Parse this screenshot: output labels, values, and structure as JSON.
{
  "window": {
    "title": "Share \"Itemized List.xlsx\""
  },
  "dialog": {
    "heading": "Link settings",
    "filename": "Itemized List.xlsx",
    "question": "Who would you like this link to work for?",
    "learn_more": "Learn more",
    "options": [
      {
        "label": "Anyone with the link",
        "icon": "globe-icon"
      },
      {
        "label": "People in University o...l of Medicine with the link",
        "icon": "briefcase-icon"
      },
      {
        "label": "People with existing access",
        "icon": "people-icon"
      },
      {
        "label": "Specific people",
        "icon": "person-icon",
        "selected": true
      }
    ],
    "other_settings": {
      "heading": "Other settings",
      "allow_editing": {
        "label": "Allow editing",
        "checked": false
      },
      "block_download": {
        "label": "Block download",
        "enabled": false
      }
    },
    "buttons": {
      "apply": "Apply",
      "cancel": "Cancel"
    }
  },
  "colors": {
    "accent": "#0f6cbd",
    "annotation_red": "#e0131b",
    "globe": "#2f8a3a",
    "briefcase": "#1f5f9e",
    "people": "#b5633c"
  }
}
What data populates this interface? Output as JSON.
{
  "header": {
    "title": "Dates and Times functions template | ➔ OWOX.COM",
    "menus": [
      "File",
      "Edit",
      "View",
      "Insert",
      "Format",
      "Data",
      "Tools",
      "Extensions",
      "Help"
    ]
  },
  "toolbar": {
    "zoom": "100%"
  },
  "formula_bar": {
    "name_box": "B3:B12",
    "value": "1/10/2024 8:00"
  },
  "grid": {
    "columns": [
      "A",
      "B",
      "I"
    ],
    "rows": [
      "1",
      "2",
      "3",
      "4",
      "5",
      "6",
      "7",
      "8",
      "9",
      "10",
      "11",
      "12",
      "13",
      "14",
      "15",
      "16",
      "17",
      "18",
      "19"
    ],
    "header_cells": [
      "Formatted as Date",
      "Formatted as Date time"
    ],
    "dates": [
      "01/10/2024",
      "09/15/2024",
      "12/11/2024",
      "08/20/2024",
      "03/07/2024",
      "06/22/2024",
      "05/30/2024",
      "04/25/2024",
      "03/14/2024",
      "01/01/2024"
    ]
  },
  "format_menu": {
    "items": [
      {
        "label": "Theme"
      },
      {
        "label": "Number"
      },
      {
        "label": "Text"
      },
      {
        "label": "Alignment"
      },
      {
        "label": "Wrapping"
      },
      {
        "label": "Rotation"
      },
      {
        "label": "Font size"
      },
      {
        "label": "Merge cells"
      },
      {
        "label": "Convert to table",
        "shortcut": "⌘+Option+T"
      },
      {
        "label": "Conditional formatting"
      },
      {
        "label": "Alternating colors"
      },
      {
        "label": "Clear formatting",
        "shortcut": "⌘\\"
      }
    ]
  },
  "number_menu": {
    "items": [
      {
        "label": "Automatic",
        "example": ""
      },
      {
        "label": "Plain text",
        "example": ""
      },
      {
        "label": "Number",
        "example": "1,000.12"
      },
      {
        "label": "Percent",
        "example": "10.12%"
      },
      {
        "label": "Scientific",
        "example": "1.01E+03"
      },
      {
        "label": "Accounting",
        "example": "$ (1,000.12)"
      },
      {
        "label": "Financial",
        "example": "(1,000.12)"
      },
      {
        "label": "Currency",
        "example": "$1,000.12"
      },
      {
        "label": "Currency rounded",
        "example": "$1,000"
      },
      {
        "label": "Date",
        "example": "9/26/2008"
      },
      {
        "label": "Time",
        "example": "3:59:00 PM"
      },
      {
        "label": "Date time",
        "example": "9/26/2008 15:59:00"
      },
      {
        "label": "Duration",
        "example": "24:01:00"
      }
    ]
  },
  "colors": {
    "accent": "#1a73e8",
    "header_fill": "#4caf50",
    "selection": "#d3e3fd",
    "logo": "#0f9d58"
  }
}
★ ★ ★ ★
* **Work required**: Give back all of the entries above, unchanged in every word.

* **Your solution**:
Parse this screenshot: output labels, values, and structure as JSON.
{
  "window": {
    "title": "Share \"Itemized List.xlsx\""
  },
  "dialog": {
    "heading": "Link settings",
    "filename": "Itemized List.xlsx",
    "question": "Who would you like this link to work for?",
    "learn_more": "Learn more",
    "options": [
      {
        "label": "Anyone with the link",
        "icon": "globe-icon"
      },
      {
        "label": "People in University o...l of Medicine with the link",
        "icon": "briefcase-icon"
      },
      {
        "label": "People with existing access",
        "icon": "people-icon"
      },
      {
        "label": "Specific people",
        "icon": "person-icon",
        "selected": true
      }
    ],
    "other_settings": {
      "heading": "Other settings",
      "allow_editing": {
        "label": "Allow editing",
        "checked": false
      },
      "block_download": {
        "label": "Block download",
        "enabled": false
      }
    },
    "buttons": {
      "apply": "Apply",
      "cancel": "Cancel"
    }
  },
  "colors": {
    "accent": "#0f6cbd",
    "annotation_red": "#e0131b",
    "globe": "#2f8a3a",
    "briefcase": "#1f5f9e",
    "people": "#b5633c"
  }
}
What data populates this interface? Output as JSON.
{
  "header": {
    "title": "Dates and Times functions template | ➔ OWOX.COM",
    "menus": [
      "File",
      "Edit",
      "View",
      "Insert",
      "Format",
      "Data",
      "Tools",
      "Extensions",
      "Help"
    ]
  },
  "toolbar": {
    "zoom": "100%"
  },
  "formula_bar": {
    "name_box": "B3:B12",
    "value": "1/10/2024 8:00"
  },
  "grid": {
    "columns": [
      "A",
      "B",
      "I"
    ],
    "rows": [
      "1",
      "2",
      "3",
      "4",
      "5",
      "6",
      "7",
      "8",
      "9",
      "10",
      "11",
      "12",
      "13",
      "14",
      "15",
      "16",
      "17",
      "18",
      "19"
    ],
    "header_cells": [
      "Formatted as Date",
      "Formatted as Date time"
    ],
    "dates": [
      "01/10/2024",
      "09/15/2024",
      "12/11/2024",
      "08/20/2024",
      "03/07/2024",
      "06/22/2024",
      "05/30/2024",
      "04/25/2024",
      "03/14/2024",
      "01/01/2024"
    ]
  },
  "format_menu": {
    "items": [
      {
        "label": "Theme"
      },
      {
        "label": "Number"
      },
      {
        "label": "Text"
      },
      {
        "label": "Alignment"
      },
      {
        "label": "Wrapping"
      },
      {
        "label": "Rotation"
      },
      {
        "label": "Font size"
      },
      {
        "label": "Merge cells"
      },
      {
        "label": "Convert to table",
        "shortcut": "⌘+Option+T"
      },
      {
        "label": "Conditional formatting"
      },
      {
        "label": "Alternating colors"
      },
      {
        "label": "Clear formatting",
        "shortcut": "⌘\\"
      }
    ]
  },
  "number_menu": {
    "items": [
      {
        "label": "Automatic",
        "example": ""
      },
      {
        "label": "Plain text",
        "example": ""
      },
      {
        "label": "Number",
        "example": "1,000.12"
      },
      {
        "label": "Percent",
        "example": "10.12%"
      },
      {
        "label": "Scientific",
        "example": "1.01E+03"
      },
      {
        "label": "Accounting",
        "example": "$ (1,000.12)"
      },
      {
        "label": "Financial",
        "example": "(1,000.12)"
      },
      {
        "label": "Currency",
        "example": "$1,000.12"
      },
      {
        "label": "Currency rounded",
        "example": "$1,000"
      },
      {
        "label": "Date",
        "example": "9/26/2008"
      },
      {
        "label": "Time",
        "example": "3:59:00 PM"
      },
      {
        "label": "Date time",
        "example": "9/26/2008 15:59:00"
      },
      {
        "label": "Duration",
        "example": "24:01:00"
      }
    ]
  },
  "colors": {
    "accent": "#1a73e8",
    "header_fill": "#4caf50",
    "selection": "#d3e3fd",
    "logo": "#0f9d58"
  }
}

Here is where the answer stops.